Much more often, expert chefs will use an accurate digital scale, particularly for baking. Cups are OK for liquids, and most people use spoons for small measurments like salt or yeast, but scales are accurate for everything from flour, to honey, to water, to softened butter.
Plus, since you can generally tare scales, you don't have to wash anything out but the big bowl you're mixing everything in! Trust me on this one, a good digital scale is an awesome way to spend $16 - $25.
If you're not baking, chances are you don't need precision. You rarely need to measure ingredients, except for baking, once you're pretty competent.

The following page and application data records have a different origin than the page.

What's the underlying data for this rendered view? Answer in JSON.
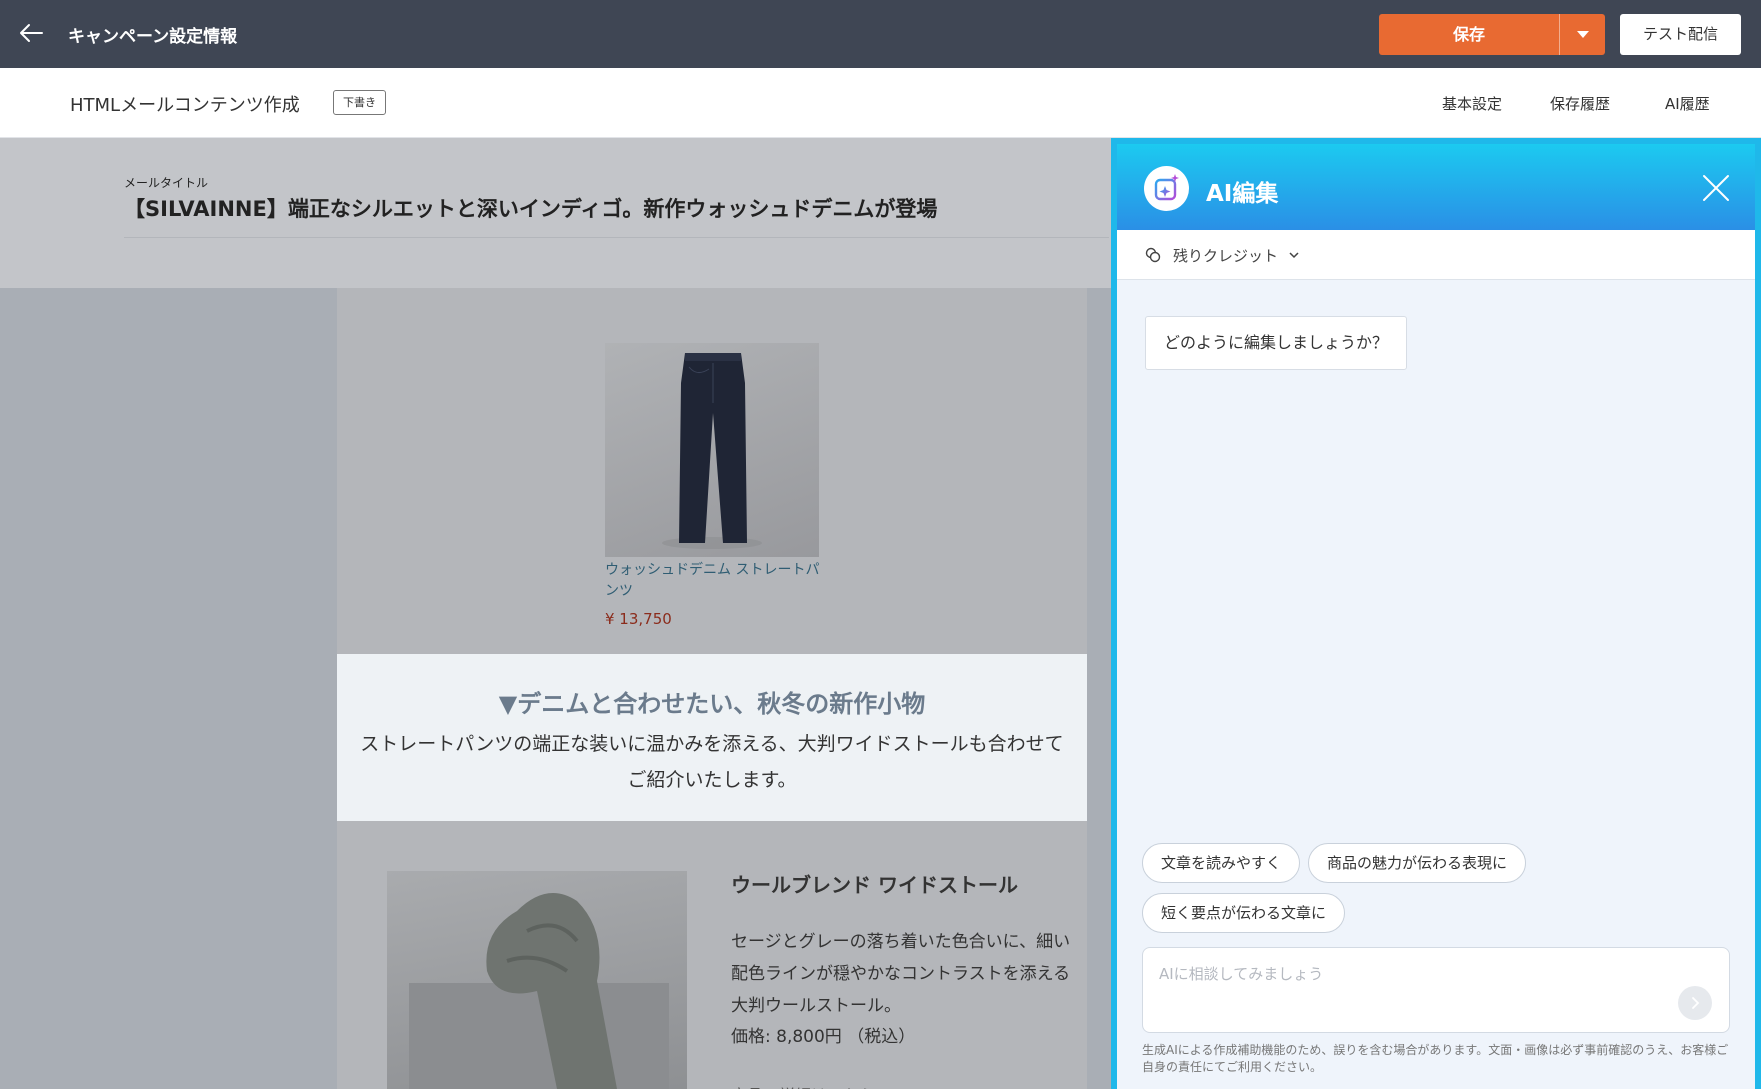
{
  "header": {
    "title": "キャンペーン設定情報",
    "save_label": "保存",
    "test_label": "テスト配信"
  },
  "subheader": {
    "title": "HTMLメールコンテンツ作成",
    "badge": "下書き",
    "links": [
      "基本設定",
      "保存履歴",
      "AI履歴"
    ]
  },
  "mail": {
    "title_label": "メールタイトル",
    "title": "【SILVAINNE】端正なシルエットと深いインディゴ。新作ウォッシュドデニムが登場",
    "product1": {
      "name": "ウォッシュドデニム ストレートパンツ",
      "price": "¥ 13,750"
    },
    "section": {
      "heading": "▼デニムと合わせたい、秋冬の新作小物",
      "text": "ストレートパンツの端正な装いに温かみを添える、大判ワイドストールも合わせてご紹介いたします。"
    },
    "product2": {
      "name": "ウールブレンド ワイドストール",
      "description": "セージとグレーの落ち着いた色合いに、細い配色ラインが穏やかなコントラストを添える大判ウールストール。",
      "price": "価格: 8,800円 （税込）",
      "more": "商品の詳細はこちら"
    }
  },
  "ai_panel": {
    "title": "AI編集",
    "credit_label": "残りクレジット",
    "bubble": "どのように編集しましょうか？",
    "chips": [
      "文章を読みやすく",
      "商品の魅力が伝わる表現に",
      "短く要点が伝わる文章に"
    ],
    "input_placeholder": "AIに相談してみましょう",
    "disclaimer": "生成AIによる作成補助機能のため、誤りを含む場合があります。文面・画像は必ず事前確認のうえ、お客様ご自身の責任にてご利用ください。"
  },
  "colors": {
    "topbar": "#3f4654",
    "save": "#e86a32",
    "ai_accent": "#1fb8ea",
    "price": "#8b2c1c"
  }
}
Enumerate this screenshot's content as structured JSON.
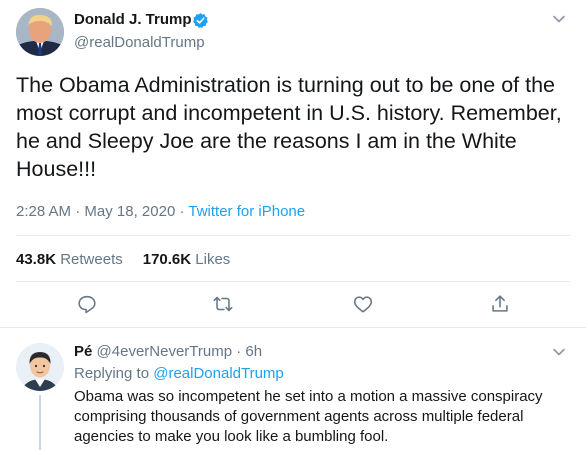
{
  "tweet": {
    "author_name": "Donald J. Trump",
    "author_handle": "@realDonaldTrump",
    "verified_icon": "verified-badge-icon",
    "text": "The Obama Administration is turning out to be one of the most corrupt and incompetent in U.S. history. Remember, he and Sleepy Joe are the reasons I am in the White House!!!",
    "time": "2:28 AM",
    "date": "May 18, 2020",
    "separator": "·",
    "source": "Twitter for iPhone",
    "retweets_count": "43.8K",
    "retweets_label": "Retweets",
    "likes_count": "170.6K",
    "likes_label": "Likes",
    "actions": [
      "reply-icon",
      "retweet-icon",
      "like-icon",
      "share-icon"
    ]
  },
  "reply": {
    "author_name": "Pé",
    "author_handle": "@4everNeverTrump",
    "separator": "·",
    "time": "6h",
    "replying_prefix": "Replying to",
    "replying_to": "@realDonaldTrump",
    "text": "Obama was so incompetent he set into a motion a massive conspiracy comprising thousands of government agents across multiple federal agencies to make you look like a bumbling fool."
  },
  "colors": {
    "accent": "#1da1f2",
    "text_primary": "#14171a",
    "text_secondary": "#657786",
    "border": "#e6ecf0"
  }
}
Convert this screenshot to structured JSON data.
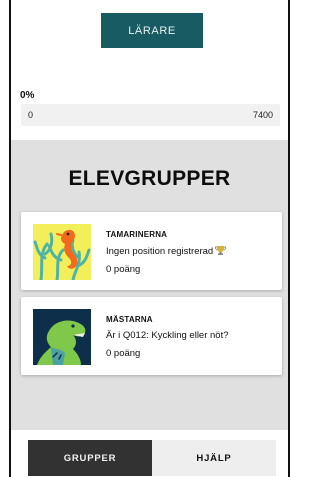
{
  "top": {
    "teacher_button": "LÄRARE",
    "progress": {
      "percent_label": "0%",
      "value": 0,
      "min_label": "0",
      "max_label": "7400"
    }
  },
  "groups": {
    "title": "ELEVGRUPPER",
    "items": [
      {
        "name": "TAMARINERNA",
        "status": "Ingen position registrerad",
        "status_icon": "trophy-icon",
        "points": "0 poäng",
        "image": "seahorse-coral-image"
      },
      {
        "name": "MÄSTARNA",
        "status": "Är i Q012: Kyckling eller nöt?",
        "points": "0 poäng",
        "image": "dinosaur-image"
      }
    ]
  },
  "tabs": {
    "groups": "GRUPPER",
    "help": "HJÄLP"
  },
  "colors": {
    "accent": "#195b63",
    "tab_active": "#323232",
    "tab_inactive": "#eeeeee",
    "groups_bg": "#e0e0e0"
  }
}
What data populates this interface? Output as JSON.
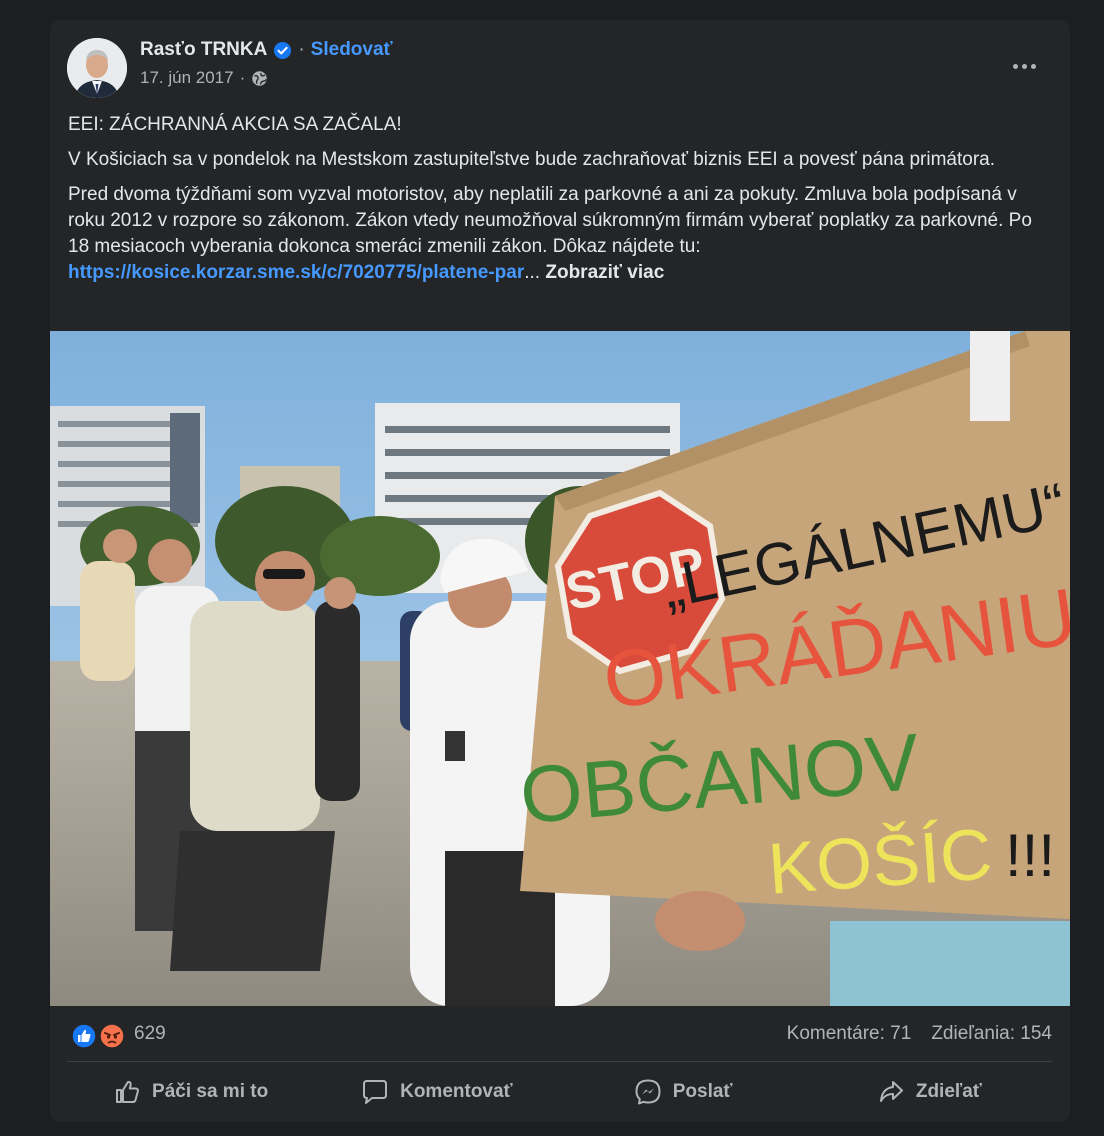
{
  "post": {
    "author": "Rasťo TRNKA",
    "follow_label": "Sledovať",
    "separator": "·",
    "date": "17. jún 2017",
    "paragraph1": "EEI: ZÁCHRANNÁ AKCIA SA ZAČALA!",
    "paragraph2": "V Košiciach sa v pondelok na Mestskom zastupiteľstve bude zachraňovať biznis EEI a povesť pána primátora.",
    "paragraph3": "Pred dvoma týždňami som vyzval motoristov, aby neplatili za parkovné a ani za pokuty. Zmluva bola podpísaná v roku 2012 v rozpore so zákonom. Zákon vtedy neumožňoval súkromným firmám vyberať poplatky za parkovné. Po 18 mesiacoch vyberania dokonca smeráci zmenili zákon. Dôkaz nájdete tu:",
    "link_text": "https://kosice.korzar.sme.sk/c/7020775/platene-par",
    "ellipsis": "...",
    "see_more": "Zobraziť viac"
  },
  "photo": {
    "sign_stop": "STOP",
    "sign_line1": "„LEGÁLNEMU“",
    "sign_line2": "OKRÁĎANIU",
    "sign_line3": "OBČANOV",
    "sign_line4": "KOŠÍC",
    "sign_exclaim": "!!!"
  },
  "stats": {
    "reactions": "629",
    "comments": "Komentáre: 71",
    "shares": "Zdieľania: 154"
  },
  "actions": {
    "like": "Páči sa mi to",
    "comment": "Komentovať",
    "send": "Poslať",
    "share": "Zdieľať"
  },
  "colors": {
    "card_bg": "#242526",
    "link": "#4599ff",
    "muted": "#b0b3b8",
    "like_blue": "#1877f2",
    "angry_orange": "#f7714c"
  },
  "icons": [
    "verified-badge-icon",
    "globe-icon",
    "more-options-icon",
    "like-reaction-icon",
    "angry-reaction-icon",
    "thumbs-up-icon",
    "comment-icon",
    "messenger-icon",
    "share-icon"
  ]
}
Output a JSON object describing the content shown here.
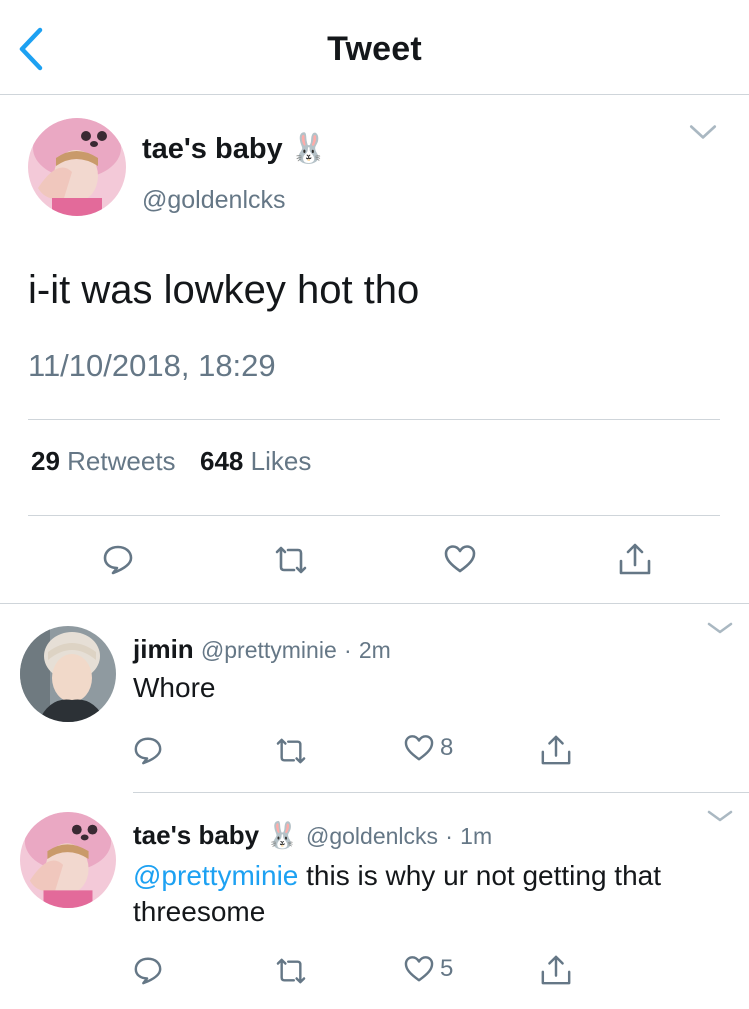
{
  "header": {
    "title": "Tweet"
  },
  "main_tweet": {
    "display_name": "tae's baby",
    "emoji": "🐰",
    "handle": "@goldenlcks",
    "text": "i-it was lowkey hot tho",
    "timestamp": "11/10/2018, 18:29",
    "retweets_count": "29",
    "retweets_label": "Retweets",
    "likes_count": "648",
    "likes_label": "Likes"
  },
  "replies": [
    {
      "display_name": "jimin",
      "handle": "@prettyminie",
      "separator": "·",
      "time": "2m",
      "text": "Whore",
      "likes": "8"
    },
    {
      "display_name": "tae's baby",
      "emoji": "🐰",
      "handle": "@goldenlcks",
      "separator": "·",
      "time": "1m",
      "mention": "@prettyminie",
      "text": "this is why ur not getting that threesome",
      "likes": "5"
    }
  ],
  "colors": {
    "accent": "#1da1f2",
    "muted": "#657786",
    "icon": "#657786",
    "divider": "#cfd5da"
  },
  "icons": [
    "back-chevron-icon",
    "chevron-down-icon",
    "reply-icon",
    "retweet-icon",
    "like-icon",
    "share-icon",
    "avatar"
  ]
}
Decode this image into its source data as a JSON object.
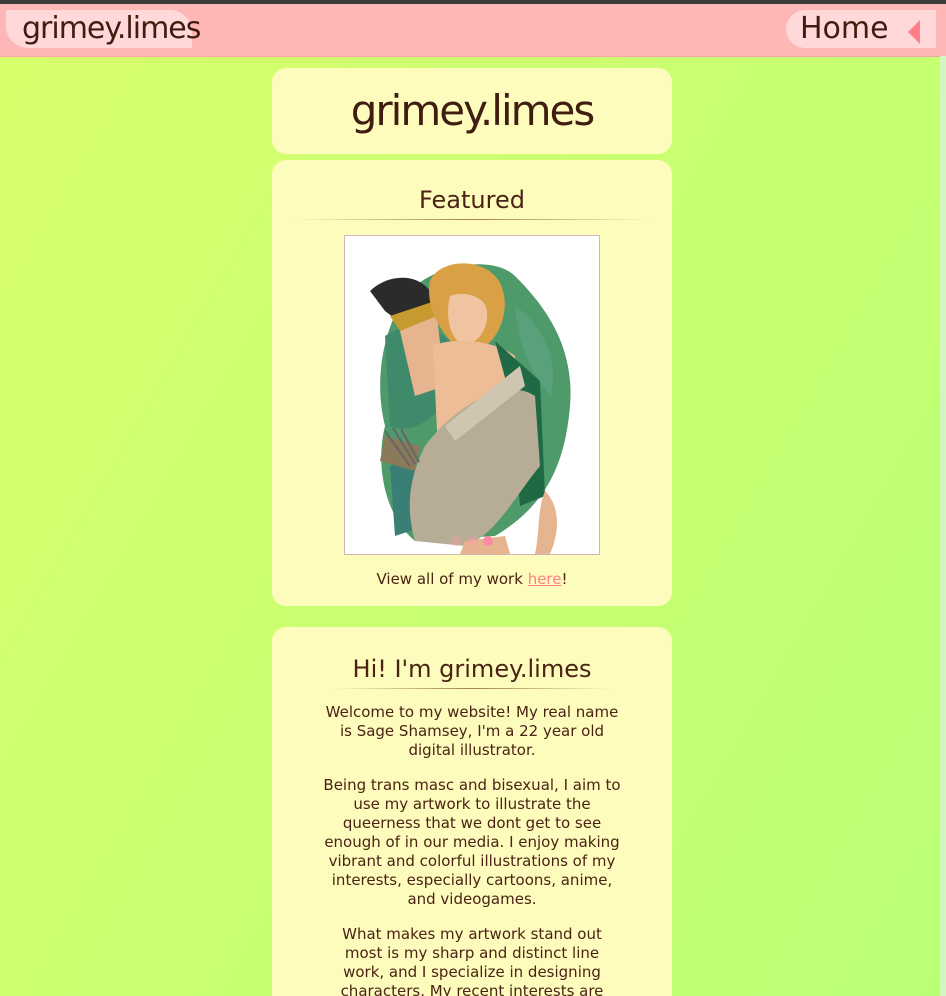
{
  "nav": {
    "brand": "grimey.limes",
    "home_label": "Home"
  },
  "header": {
    "title": "grimey.limes"
  },
  "featured": {
    "heading": "Featured",
    "carousel_dots": 3,
    "active_dot": 3,
    "view_all_prefix": "View all of my work ",
    "view_all_link": "here",
    "view_all_suffix": "!"
  },
  "about": {
    "heading": "Hi! I'm grimey.limes",
    "paragraphs": [
      "Welcome to my website! My real name is Sage Shamsey, I'm a 22 year old digital illustrator.",
      "Being trans masc and bisexual, I aim to use my artwork to illustrate the queerness that we dont get to see enough of in our media. I enjoy making vibrant and colorful illustrations of my interests, especially cartoons, anime, and videogames.",
      "What makes my artwork stand out most is my sharp and distinct line work, and I specialize in designing characters. My recent interests are Hazbin Hotel, Good"
    ]
  },
  "colors": {
    "nav_bg": "#ffb6b6",
    "card_bg": "#fefcbd",
    "accent": "#ff7f86",
    "text": "#4a2314"
  },
  "icons": {
    "home_arrow": "left-triangle-icon"
  }
}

EDIT: Just a note, I bake all my own bread and I always do it by weight. I use spoons for the yeast and salt, the scale for everything else. I have a habit of using a Pyrex measuring cup to nuke cold water, I stick a thermometer in it as it cools, and start mixing when it reaches 110F. So at that point, it gets poured from the cup to the mixing bowl. That has given me many opportunities to note the accuracy of the cups (my scale is very, very accurate, I test it all the time). Even standard Pyrex measuring cups, used properly (eye level, on a level surface) will give erroneous results. For 1 cup (237ml), you can do everything right with a measuring cup and still be off by as much as 20ml either way. That's over 8%. So I recommend weighing everything but tiny spoon quantities. Sometimes, I'll even break out my gram scale to weigh salt, but I have to find the recipe pretty intimidating to go that far.